Today, Aarie Wade is back in the Baxter Neighborhood after spending time investing in a higher education to be able to impart her knowledge and experience to her community’s youngest members.
Growing up in the Baxter Neighborhood for Aarie meant she knew the ins and outs of everything going on surrounding the Baxter Community Center.
“The park down the street from Baxter is where my friends and I played. This was my neighborhood. It was where my friends and I felt happy and safe. ” explains Aarie.
For Aarie, Baxter is synonymous with community and belonging and this is exactly what she wants every child who comes in to the Baxter Childhood Development Center to experience from their community and neighborhood. Today, Aarie serves as the Director of the Childhood Development Center at Baxter Community Center and strives to create a space where the neighborhood’s youngest children receive the best kind of education.
Other than at Baxter neighborhood there is no other place Aarie would rather be spending her working hours at.
“I always have had a love for my neighborhood and been proud of where I grew up. I thought about opportunities for myself and I wanted to be a part of the place that helped mold me,” says Aarie.
Baxter Community Center is a member of our collective of six organization in the urban core of Grand Rapids. Baxter is located in the Baxter neighborhood north and south by Wealthy and Franklin streets and on the east and west by Fuller and Eastern. 80 percent of those who make up the community of the Baxter Community Center live in the neighborhood.
Baxter works to address immediate needs for the community, including a food pantry, a community garden, a wholistic health clinic for those who may be uninsured, a mentoring program for youth and an early childhood center.
The Childhood Development Center cares for children from infancy to age twelve and provides a safe place for them to learn, and play while their parents or guardians go to work. The center’s model is flexible with early and late morning hours to accommodate working families. A priority is given to those families who live in the neighborhood and make an annual income of $15,000 dollars or less.
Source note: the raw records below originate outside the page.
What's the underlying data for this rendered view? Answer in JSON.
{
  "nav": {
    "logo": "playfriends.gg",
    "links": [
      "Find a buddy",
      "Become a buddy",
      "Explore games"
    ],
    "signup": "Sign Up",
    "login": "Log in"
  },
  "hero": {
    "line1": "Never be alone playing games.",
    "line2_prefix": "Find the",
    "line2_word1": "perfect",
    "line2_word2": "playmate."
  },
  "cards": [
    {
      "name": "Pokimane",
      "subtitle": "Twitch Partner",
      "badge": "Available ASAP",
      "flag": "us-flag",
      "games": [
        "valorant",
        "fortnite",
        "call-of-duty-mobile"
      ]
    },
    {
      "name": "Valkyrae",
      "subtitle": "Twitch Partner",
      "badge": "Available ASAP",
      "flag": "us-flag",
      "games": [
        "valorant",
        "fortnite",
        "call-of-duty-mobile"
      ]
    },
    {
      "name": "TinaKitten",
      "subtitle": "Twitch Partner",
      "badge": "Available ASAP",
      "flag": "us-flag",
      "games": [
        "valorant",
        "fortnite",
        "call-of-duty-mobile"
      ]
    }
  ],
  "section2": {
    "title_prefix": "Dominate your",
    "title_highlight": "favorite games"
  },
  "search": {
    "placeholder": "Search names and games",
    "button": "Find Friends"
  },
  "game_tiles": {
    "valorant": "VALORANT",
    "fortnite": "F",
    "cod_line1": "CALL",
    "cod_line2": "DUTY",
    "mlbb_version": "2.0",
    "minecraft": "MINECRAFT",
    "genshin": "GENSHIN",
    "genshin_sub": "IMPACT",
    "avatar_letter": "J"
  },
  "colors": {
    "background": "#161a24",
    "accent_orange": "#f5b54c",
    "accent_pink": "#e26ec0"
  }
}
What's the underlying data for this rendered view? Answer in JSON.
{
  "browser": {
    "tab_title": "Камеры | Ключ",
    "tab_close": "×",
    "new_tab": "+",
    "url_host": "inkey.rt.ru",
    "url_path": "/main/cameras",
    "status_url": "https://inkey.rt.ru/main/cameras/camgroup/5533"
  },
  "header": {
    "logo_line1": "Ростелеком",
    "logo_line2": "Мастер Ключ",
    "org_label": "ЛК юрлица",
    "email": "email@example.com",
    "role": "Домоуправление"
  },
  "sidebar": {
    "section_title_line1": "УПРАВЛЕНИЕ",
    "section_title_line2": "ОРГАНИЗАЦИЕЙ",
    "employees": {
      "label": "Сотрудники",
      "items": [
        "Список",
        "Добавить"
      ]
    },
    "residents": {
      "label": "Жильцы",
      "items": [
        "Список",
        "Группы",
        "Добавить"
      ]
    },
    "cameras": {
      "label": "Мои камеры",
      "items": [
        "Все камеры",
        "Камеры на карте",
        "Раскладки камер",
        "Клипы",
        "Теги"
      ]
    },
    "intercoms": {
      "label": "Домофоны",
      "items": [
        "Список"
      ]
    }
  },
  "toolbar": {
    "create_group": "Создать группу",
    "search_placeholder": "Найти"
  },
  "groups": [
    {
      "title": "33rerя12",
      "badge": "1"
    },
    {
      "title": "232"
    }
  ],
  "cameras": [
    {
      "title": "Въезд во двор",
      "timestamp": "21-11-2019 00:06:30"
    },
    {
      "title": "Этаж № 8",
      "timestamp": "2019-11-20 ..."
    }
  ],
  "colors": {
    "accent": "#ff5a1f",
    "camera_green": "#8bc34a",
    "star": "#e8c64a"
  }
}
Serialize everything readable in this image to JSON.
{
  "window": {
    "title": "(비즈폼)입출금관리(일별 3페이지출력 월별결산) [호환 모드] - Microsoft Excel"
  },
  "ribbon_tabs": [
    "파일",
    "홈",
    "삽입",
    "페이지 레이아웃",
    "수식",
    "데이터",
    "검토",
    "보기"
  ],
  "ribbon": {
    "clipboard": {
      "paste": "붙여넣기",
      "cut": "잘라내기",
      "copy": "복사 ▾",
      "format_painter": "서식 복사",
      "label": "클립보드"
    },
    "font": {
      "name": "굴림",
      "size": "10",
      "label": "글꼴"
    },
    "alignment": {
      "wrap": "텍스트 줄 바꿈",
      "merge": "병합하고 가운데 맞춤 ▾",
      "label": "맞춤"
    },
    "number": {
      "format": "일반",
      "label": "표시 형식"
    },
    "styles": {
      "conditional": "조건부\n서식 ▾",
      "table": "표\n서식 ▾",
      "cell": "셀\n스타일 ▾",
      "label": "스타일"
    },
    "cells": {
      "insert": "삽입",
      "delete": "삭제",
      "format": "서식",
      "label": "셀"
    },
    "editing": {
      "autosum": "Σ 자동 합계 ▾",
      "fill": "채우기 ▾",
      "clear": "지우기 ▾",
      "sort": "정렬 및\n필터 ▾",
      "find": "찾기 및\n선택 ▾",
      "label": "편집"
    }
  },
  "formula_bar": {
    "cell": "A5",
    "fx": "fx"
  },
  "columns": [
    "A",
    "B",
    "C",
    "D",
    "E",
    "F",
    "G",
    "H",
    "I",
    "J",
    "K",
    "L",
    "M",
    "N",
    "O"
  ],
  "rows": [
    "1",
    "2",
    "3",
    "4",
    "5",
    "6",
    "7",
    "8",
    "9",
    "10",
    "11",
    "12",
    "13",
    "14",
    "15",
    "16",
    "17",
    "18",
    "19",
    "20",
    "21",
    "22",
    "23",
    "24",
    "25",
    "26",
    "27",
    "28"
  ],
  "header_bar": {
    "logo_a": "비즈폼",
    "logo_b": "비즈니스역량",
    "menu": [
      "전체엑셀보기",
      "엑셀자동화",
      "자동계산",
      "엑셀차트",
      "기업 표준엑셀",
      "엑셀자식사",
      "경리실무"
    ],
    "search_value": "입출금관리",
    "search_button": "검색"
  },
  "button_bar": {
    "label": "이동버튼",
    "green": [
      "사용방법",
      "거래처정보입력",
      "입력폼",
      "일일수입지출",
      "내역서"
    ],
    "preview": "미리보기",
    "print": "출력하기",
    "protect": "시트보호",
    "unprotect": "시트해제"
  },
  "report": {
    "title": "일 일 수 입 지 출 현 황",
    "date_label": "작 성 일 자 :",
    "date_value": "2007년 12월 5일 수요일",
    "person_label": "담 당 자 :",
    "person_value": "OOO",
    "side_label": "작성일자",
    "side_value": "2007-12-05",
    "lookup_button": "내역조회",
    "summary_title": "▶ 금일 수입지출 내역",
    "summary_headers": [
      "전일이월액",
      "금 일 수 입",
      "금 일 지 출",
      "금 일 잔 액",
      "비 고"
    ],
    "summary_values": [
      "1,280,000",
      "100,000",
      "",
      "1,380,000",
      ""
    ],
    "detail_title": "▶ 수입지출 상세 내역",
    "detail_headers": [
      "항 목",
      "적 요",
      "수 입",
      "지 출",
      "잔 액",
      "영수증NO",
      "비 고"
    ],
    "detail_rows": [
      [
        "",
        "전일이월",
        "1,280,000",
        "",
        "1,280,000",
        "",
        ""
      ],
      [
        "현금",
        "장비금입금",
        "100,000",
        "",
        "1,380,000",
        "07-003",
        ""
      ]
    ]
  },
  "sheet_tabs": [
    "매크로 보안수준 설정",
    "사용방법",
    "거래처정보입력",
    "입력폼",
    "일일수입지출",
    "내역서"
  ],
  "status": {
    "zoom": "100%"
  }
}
Because representation matters, Aarie sees her role as director for the Childhood Development Center as a model for all of the young children and their families to see someone who looks like them and understands their experiences in leadership position.
At the Urban Core Collective we strive to share the stories of our community that exemplifies we are our community and our community is us.
These past months brought a lot of excitement as people debated and voted in (or out) a new class of elected representatives. We saw large voter turnout across the nation and many first time voters: 18-year olds, new U.S. citizens and those who felt compelled to be more involved given our current political climate. But even if you didn’t vote, you’re an important part of what happens next.